Because I’m still trying to focus (ha!) on the trivial and interesting and a (really not very) fierce competition in six months’ time, here are some links that I’m gonna use and that you might enjoy. (I am totally disheartened that our pub quiz location is no more, though. We might have to pick a different night. It’s very upsetting.)

  1. The Periodic Table of Videos. Put together by the University of Nottingham (hi Joe!), this are delightful nerdy tools to help the non-chemist understand the properties of elements. A bit more fun than rote learning or flash cards (though I might need those too).
  2. Sporcle. I’m here every day. It is an addiction beyond the beyond sometimes and the reason I have to stay at work late at others. (“Wait, how did my lunch break end up being 94 minutes? Fuuuuuu…”)
  3. The QI Forums. As it premiered the first week I lived in the U.K. and is hosted by Stephen Fry and about trivia most trivial, I was fully convinced that the BBC commissioned it for me so that I wouldn’t be lonely on a Friday night when I had no friends. The forums actually do get too pedantic for me to fully participate (it’s terrifying to think about making an error!), but there’s a lot of interesting stuff there. The books are great too, but I only have a couple of them.
  4. The IMDB. Especially the lists of top movies in different categories and trivia about individual classic films. (Example: Author Iain Banks (then a student) was an extra in Monty Python and the Holy Grail.)
  5. Wikipedia. Duh. Also, go donate. You know you use it enough too.
  6. Random lists of facts that other nerds have created. Because y’never know what quiz creators might be reading/writing on the intertubes.

Have a lovely, safe New Year’s!

3 thoughts on “Summaries.

  1. Alan

    I love the periodic table videos – and I especially chuckled at how the professor is straight out of central casting!

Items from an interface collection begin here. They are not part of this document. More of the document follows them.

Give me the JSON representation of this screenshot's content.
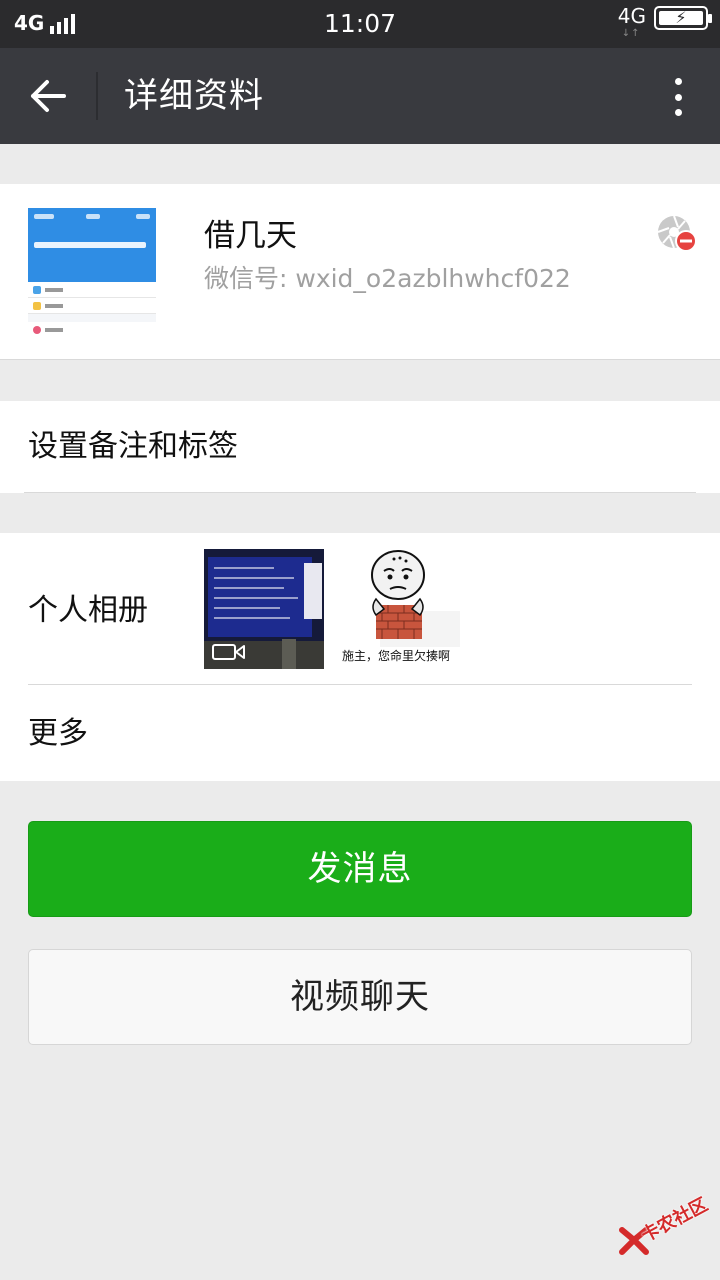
{
  "status_bar": {
    "network_left": "4G",
    "time": "11:07",
    "network_right": "4G",
    "arrows": "↓↑"
  },
  "nav": {
    "title": "详细资料"
  },
  "profile": {
    "name": "借几天",
    "wechat_id": "微信号: wxid_o2azblhwhcf022"
  },
  "remark": {
    "label": "设置备注和标签"
  },
  "album": {
    "label": "个人相册",
    "meme_caption": "施主，您命里欠揍啊"
  },
  "more": {
    "label": "更多"
  },
  "actions": {
    "send_message": "发消息",
    "video_chat": "视频聊天"
  },
  "watermark": {
    "text": "卡农社区"
  },
  "colors": {
    "primary_green": "#1aad19",
    "nav_bg": "#393a3f",
    "status_bg": "#2b2b2d",
    "page_bg": "#ebebeb"
  }
}
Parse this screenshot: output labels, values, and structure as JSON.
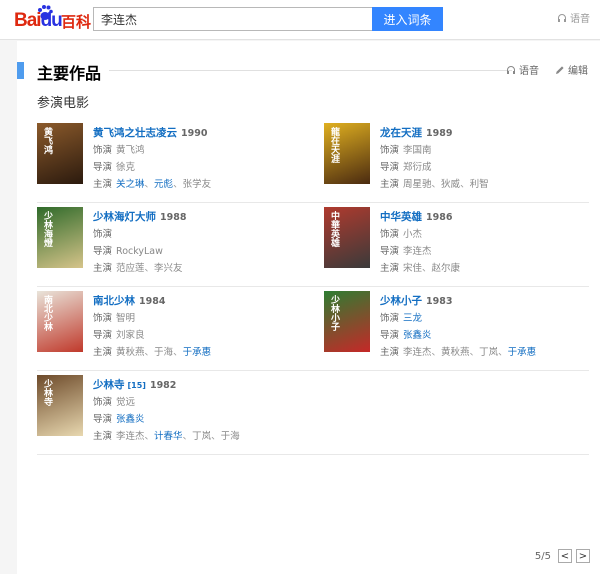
{
  "header": {
    "logo_text": "Bai",
    "logo_text2": "du",
    "logo_baike": "百科",
    "search_value": "李连杰",
    "search_button": "进入词条",
    "voice_label": "语音"
  },
  "section": {
    "title": "主要作品",
    "voice_label": "语音",
    "edit_label": "编辑",
    "subsection": "参演电影"
  },
  "labels": {
    "role": "饰演",
    "director": "导演",
    "starring": "主演"
  },
  "films": [
    {
      "title": "黄飞鸿之壮志凌云",
      "year": "1990",
      "sup": "",
      "role": [
        {
          "t": "黄飞鸿",
          "link": false
        }
      ],
      "director": [
        {
          "t": "徐克",
          "link": false
        }
      ],
      "starring": [
        {
          "t": "关之琳",
          "link": true
        },
        {
          "t": "元彪",
          "link": true
        },
        {
          "t": "张学友",
          "link": false
        }
      ],
      "poster": {
        "bg": "#8b5a2b",
        "fg": "#2b1a0e",
        "text": "黄飞鸿"
      }
    },
    {
      "title": "龙在天涯",
      "year": "1989",
      "sup": "",
      "role": [
        {
          "t": "李国南",
          "link": false
        }
      ],
      "director": [
        {
          "t": "郑衍成",
          "link": false
        }
      ],
      "starring": [
        {
          "t": "周星驰",
          "link": false
        },
        {
          "t": "狄威",
          "link": false
        },
        {
          "t": "利智",
          "link": false
        }
      ],
      "poster": {
        "bg": "#e0b020",
        "fg": "#4a2a10",
        "text": "龍在天涯"
      }
    },
    {
      "title": "少林海灯大师",
      "year": "1988",
      "sup": "",
      "role": [
        {
          "t": "",
          "link": false
        }
      ],
      "director": [
        {
          "t": "RockyLaw",
          "link": false
        }
      ],
      "starring": [
        {
          "t": "范应莲",
          "link": false
        },
        {
          "t": "李兴友",
          "link": false
        }
      ],
      "poster": {
        "bg": "#2f6a2a",
        "fg": "#d6c48a",
        "text": "少林海燈"
      }
    },
    {
      "title": "中华英雄",
      "year": "1986",
      "sup": "",
      "role": [
        {
          "t": "小杰",
          "link": false
        }
      ],
      "director": [
        {
          "t": "李连杰",
          "link": false
        }
      ],
      "starring": [
        {
          "t": "宋佳",
          "link": false
        },
        {
          "t": "赵尔康",
          "link": false
        }
      ],
      "poster": {
        "bg": "#b03a2e",
        "fg": "#3a3a3a",
        "text": "中華英雄"
      }
    },
    {
      "title": "南北少林",
      "year": "1984",
      "sup": "",
      "role": [
        {
          "t": "智明",
          "link": false
        }
      ],
      "director": [
        {
          "t": "刘家良",
          "link": false
        }
      ],
      "starring": [
        {
          "t": "黄秋燕",
          "link": false
        },
        {
          "t": "于海",
          "link": false
        },
        {
          "t": "于承惠",
          "link": true
        }
      ],
      "poster": {
        "bg": "#e9e4da",
        "fg": "#c0392b",
        "text": "南北少林"
      }
    },
    {
      "title": "少林小子",
      "year": "1983",
      "sup": "",
      "role": [
        {
          "t": "三龙",
          "link": true
        }
      ],
      "director": [
        {
          "t": "张鑫炎",
          "link": true
        }
      ],
      "starring": [
        {
          "t": "李连杰",
          "link": false
        },
        {
          "t": "黄秋燕",
          "link": false
        },
        {
          "t": "丁岚",
          "link": false
        },
        {
          "t": "于承惠",
          "link": true
        }
      ],
      "poster": {
        "bg": "#2e7d32",
        "fg": "#c62828",
        "text": "少林小子"
      }
    },
    {
      "title": "少林寺",
      "year": "1982",
      "sup": "[15]",
      "role": [
        {
          "t": "觉远",
          "link": false
        }
      ],
      "director": [
        {
          "t": "张鑫炎",
          "link": true
        }
      ],
      "starring": [
        {
          "t": "李连杰",
          "link": false
        },
        {
          "t": "计春华",
          "link": true
        },
        {
          "t": "丁岚",
          "link": false
        },
        {
          "t": "于海",
          "link": false
        }
      ],
      "poster": {
        "bg": "#6d4a2a",
        "fg": "#e8d8b0",
        "text": "少林寺"
      }
    }
  ],
  "pager": {
    "page": "5/5",
    "prev": "<",
    "next": ">"
  }
}
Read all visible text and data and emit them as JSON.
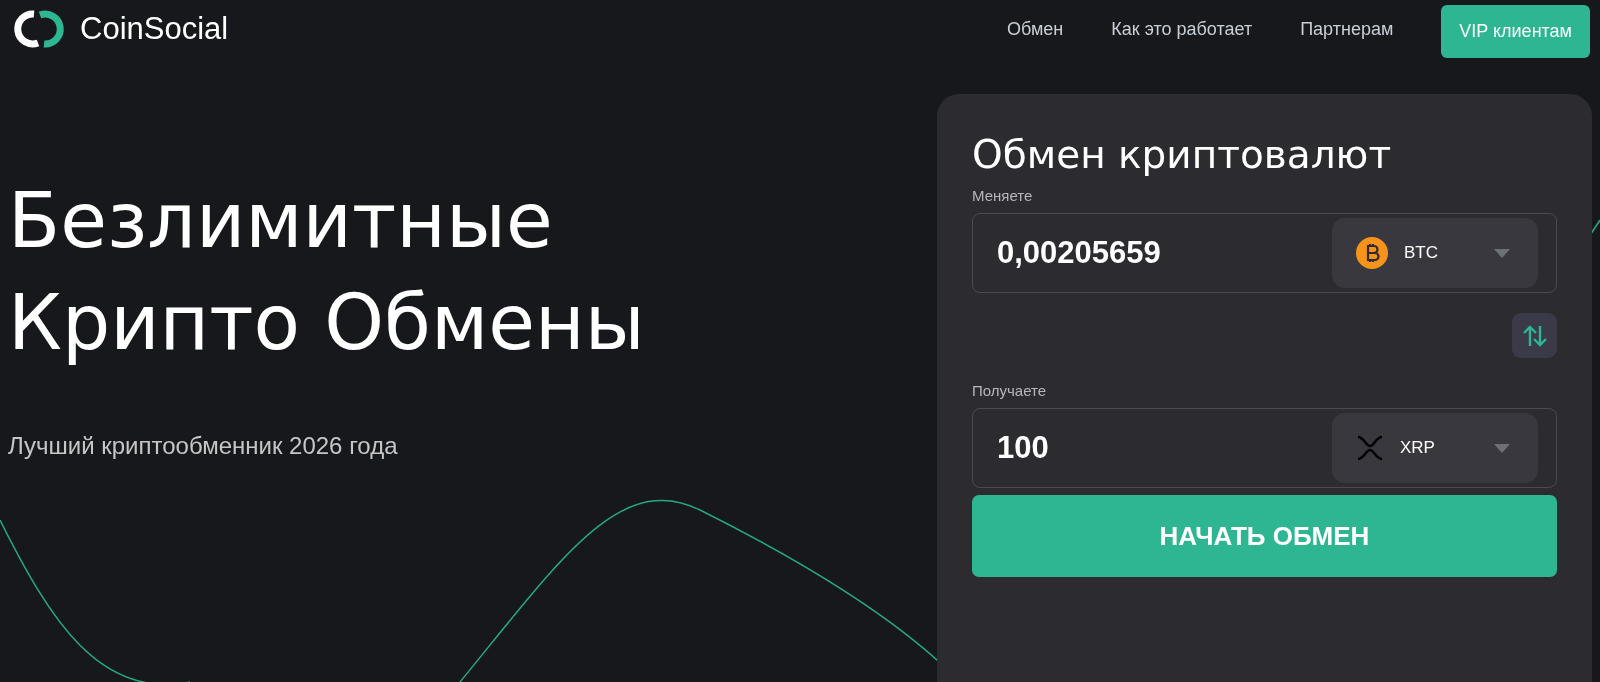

Leave a Reply

This site uses Akismet to reduce spam. Learn how your comment data is processed.